In other news, Councilman Pasquale Capozzoli reported during Tuesday’s public council meeting that the Caldwell Police Department is continuing its efforts to alleviate speeding concerns within the borough.  

He said that radar trailers are currently out on the roads collecting the average speed of passing vehicles. Overall, he said the average speed is within the limits, but that some have exceeded and summonses were issued to those drivers.

“We’re never going to stop all the speeding, that would be totally impossible, but we’re trying the best we can,” said Capozzoli, adding that he hopes the detectors and summonses will help cut down the number of speeders.

In his first report as a Caldwell councilman, Jonathan Lace, liaison to the Caldwell Environmental Commission (CEC), thanked the members of the CEC for their warm welcome during the commission’s first meeting of the year.

Lace extended the CEC’s thanks to the council for recently passing a resolution in support of the Paris Climate Accord.

“In the face of the denial of scientific consensus on the anthropogenic causes of climate change expressed by the executive branch of the federal government, the commission believes it is important that all local communities do their part to help achieve the goal of the accord,” said Lace.

Lace added that the commission also requests greater promotion and enforcement of the state anti-idling law, which prohibits idling in a vehicle for more than three minutes. According to Lace, the CEC intends to meet with the West Caldwell Environmental Commission to discuss strategies for increased anti-idling education in the Caldwell-West Caldwell school district.

Additionally, the commission also encouraged residents to give public comment on the proposed new beekeeping regulations, which can be found on the New Jersey Department of Agriculture’s website. According to the New Jersey Beekeepers Association, these new regulations would negatively impact beekeeping in New Jersey.

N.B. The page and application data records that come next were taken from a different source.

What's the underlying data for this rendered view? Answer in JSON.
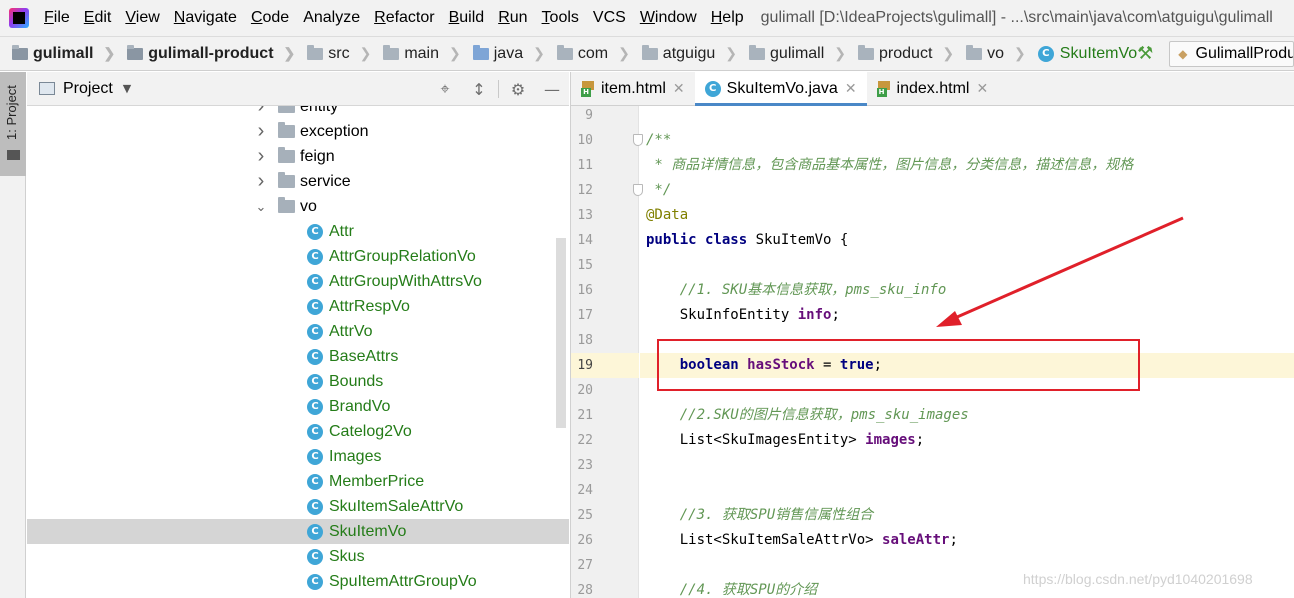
{
  "menu": {
    "items": [
      {
        "mnemonic": "F",
        "rest": "ile"
      },
      {
        "mnemonic": "E",
        "rest": "dit"
      },
      {
        "mnemonic": "V",
        "rest": "iew"
      },
      {
        "mnemonic": "N",
        "rest": "avigate"
      },
      {
        "mnemonic": "C",
        "rest": "ode"
      },
      {
        "mnemonic": "",
        "rest": "Analyze"
      },
      {
        "mnemonic": "R",
        "rest": "efactor"
      },
      {
        "mnemonic": "B",
        "rest": "uild"
      },
      {
        "mnemonic": "R",
        "rest": "un"
      },
      {
        "mnemonic": "T",
        "rest": "ools"
      },
      {
        "mnemonic": "",
        "rest": "VCS"
      },
      {
        "mnemonic": "W",
        "rest": "indow"
      },
      {
        "mnemonic": "H",
        "rest": "elp"
      }
    ],
    "window_title": "gulimall [D:\\IdeaProjects\\gulimall] - ...\\src\\main\\java\\com\\atguigu\\gulimall"
  },
  "breadcrumb": [
    {
      "label": "gulimall",
      "icon": "module-folder-icon",
      "bold": true
    },
    {
      "label": "gulimall-product",
      "icon": "module-folder-icon",
      "bold": true
    },
    {
      "label": "src",
      "icon": "folder-icon",
      "bold": false
    },
    {
      "label": "main",
      "icon": "folder-icon",
      "bold": false
    },
    {
      "label": "java",
      "icon": "source-folder-icon",
      "bold": false
    },
    {
      "label": "com",
      "icon": "folder-icon",
      "bold": false
    },
    {
      "label": "atguigu",
      "icon": "folder-icon",
      "bold": false
    },
    {
      "label": "gulimall",
      "icon": "folder-icon",
      "bold": false
    },
    {
      "label": "product",
      "icon": "folder-icon",
      "bold": false
    },
    {
      "label": "vo",
      "icon": "folder-icon",
      "bold": false
    },
    {
      "label": "SkuItemVo",
      "icon": "class-icon",
      "bold": false
    }
  ],
  "run_config": {
    "label": "GulimallProductApplication"
  },
  "left_stripe": {
    "label": "1: Project"
  },
  "project_panel": {
    "title": "Project",
    "tree": [
      {
        "label": "entity",
        "type": "folder",
        "expanded": false,
        "indent": 1
      },
      {
        "label": "exception",
        "type": "folder",
        "expanded": false,
        "indent": 1
      },
      {
        "label": "feign",
        "type": "folder",
        "expanded": false,
        "indent": 1
      },
      {
        "label": "service",
        "type": "folder",
        "expanded": false,
        "indent": 1
      },
      {
        "label": "vo",
        "type": "folder",
        "expanded": true,
        "indent": 1
      },
      {
        "label": "Attr",
        "type": "class",
        "indent": 2
      },
      {
        "label": "AttrGroupRelationVo",
        "type": "class",
        "indent": 2
      },
      {
        "label": "AttrGroupWithAttrsVo",
        "type": "class",
        "indent": 2
      },
      {
        "label": "AttrRespVo",
        "type": "class",
        "indent": 2
      },
      {
        "label": "AttrVo",
        "type": "class",
        "indent": 2
      },
      {
        "label": "BaseAttrs",
        "type": "class",
        "indent": 2
      },
      {
        "label": "Bounds",
        "type": "class",
        "indent": 2
      },
      {
        "label": "BrandVo",
        "type": "class",
        "indent": 2
      },
      {
        "label": "Catelog2Vo",
        "type": "class",
        "indent": 2
      },
      {
        "label": "Images",
        "type": "class",
        "indent": 2
      },
      {
        "label": "MemberPrice",
        "type": "class",
        "indent": 2
      },
      {
        "label": "SkuItemSaleAttrVo",
        "type": "class",
        "indent": 2
      },
      {
        "label": "SkuItemVo",
        "type": "class",
        "indent": 2,
        "selected": true
      },
      {
        "label": "Skus",
        "type": "class",
        "indent": 2
      },
      {
        "label": "SpuItemAttrGroupVo",
        "type": "class",
        "indent": 2
      }
    ]
  },
  "editor": {
    "tabs": [
      {
        "label": "item.html",
        "icon": "html-file-icon",
        "active": false
      },
      {
        "label": "SkuItemVo.java",
        "icon": "class-icon",
        "active": true
      },
      {
        "label": "index.html",
        "icon": "html-file-icon",
        "active": false
      }
    ],
    "current_line": 19,
    "lines": [
      {
        "no": 9,
        "tokens": []
      },
      {
        "no": 10,
        "fold": true,
        "tokens": [
          {
            "t": "/**",
            "c": "c-doc"
          }
        ]
      },
      {
        "no": 11,
        "tokens": [
          {
            "t": " * ",
            "c": "c-doc"
          },
          {
            "t": "商品详情信息，包含商品基本属性，图片信息，分类信息，描述信息，规格",
            "c": "c-doc-cn"
          }
        ]
      },
      {
        "no": 12,
        "fold": true,
        "tokens": [
          {
            "t": " */",
            "c": "c-doc"
          }
        ]
      },
      {
        "no": 13,
        "tokens": [
          {
            "t": "@Data",
            "c": "c-ann"
          }
        ]
      },
      {
        "no": 14,
        "tokens": [
          {
            "t": "public class ",
            "c": "c-kw"
          },
          {
            "t": "SkuItemVo {",
            "c": "c-ident"
          }
        ]
      },
      {
        "no": 15,
        "tokens": []
      },
      {
        "no": 16,
        "tokens": [
          {
            "t": "    //1. SKU基本信息获取，pms_sku_info",
            "c": "c-comment"
          }
        ]
      },
      {
        "no": 17,
        "tokens": [
          {
            "t": "    SkuInfoEntity ",
            "c": "c-ident"
          },
          {
            "t": "info",
            "c": "c-field"
          },
          {
            "t": ";",
            "c": "c-ident"
          }
        ]
      },
      {
        "no": 18,
        "tokens": []
      },
      {
        "no": 19,
        "tokens": [
          {
            "t": "    boolean ",
            "c": "c-kw"
          },
          {
            "t": "hasStock",
            "c": "c-field"
          },
          {
            "t": " = ",
            "c": "c-ident"
          },
          {
            "t": "true",
            "c": "c-kw"
          },
          {
            "t": ";",
            "c": "c-ident"
          }
        ]
      },
      {
        "no": 20,
        "tokens": []
      },
      {
        "no": 21,
        "tokens": [
          {
            "t": "    //2.SKU的图片信息获取，pms_sku_images",
            "c": "c-comment"
          }
        ]
      },
      {
        "no": 22,
        "tokens": [
          {
            "t": "    List<SkuImagesEntity> ",
            "c": "c-ident"
          },
          {
            "t": "images",
            "c": "c-field"
          },
          {
            "t": ";",
            "c": "c-ident"
          }
        ]
      },
      {
        "no": 23,
        "tokens": []
      },
      {
        "no": 24,
        "tokens": []
      },
      {
        "no": 25,
        "tokens": [
          {
            "t": "    //3. 获取SPU销售信属性组合",
            "c": "c-comment"
          }
        ]
      },
      {
        "no": 26,
        "tokens": [
          {
            "t": "    List<SkuItemSaleAttrVo> ",
            "c": "c-ident"
          },
          {
            "t": "saleAttr",
            "c": "c-field"
          },
          {
            "t": ";",
            "c": "c-ident"
          }
        ]
      },
      {
        "no": 27,
        "tokens": []
      },
      {
        "no": 28,
        "tokens": [
          {
            "t": "    //4. 获取SPU的介绍",
            "c": "c-comment"
          }
        ]
      }
    ]
  },
  "colors": {
    "annotation_red": "#e0202a",
    "selected_row": "#d5d5d5",
    "class_icon": "#3fa6d7",
    "class_name_green": "#247c18"
  },
  "watermark": "https://blog.csdn.net/pyd1040201698"
}
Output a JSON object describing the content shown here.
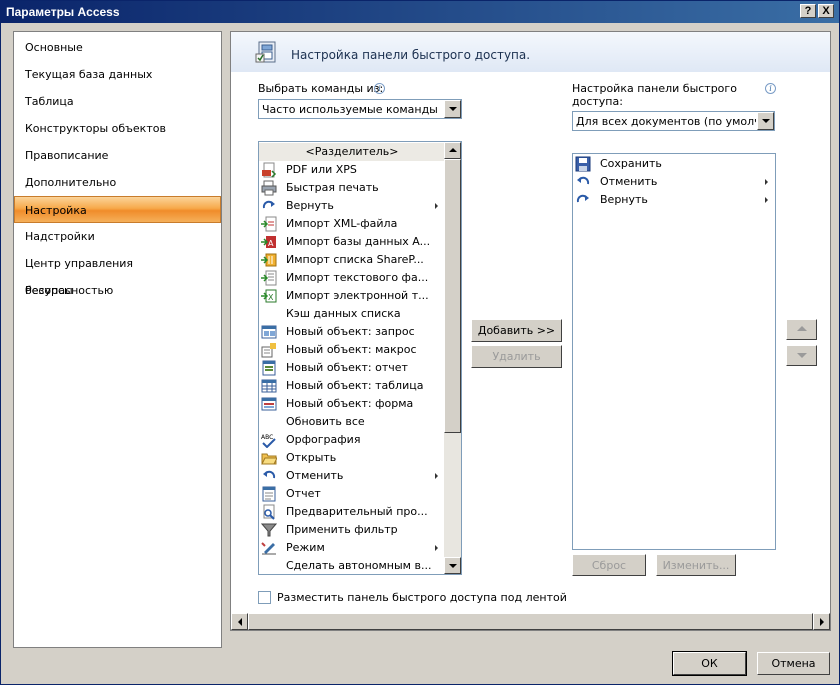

Resident comments on this subject should be Emailed to proposedrulesplantindustry@ag.state.nj.us or mailed to Joseph Zoltowski, director of the Division of Plant Industry, PO Box 330, Trenton, NJ, 08625.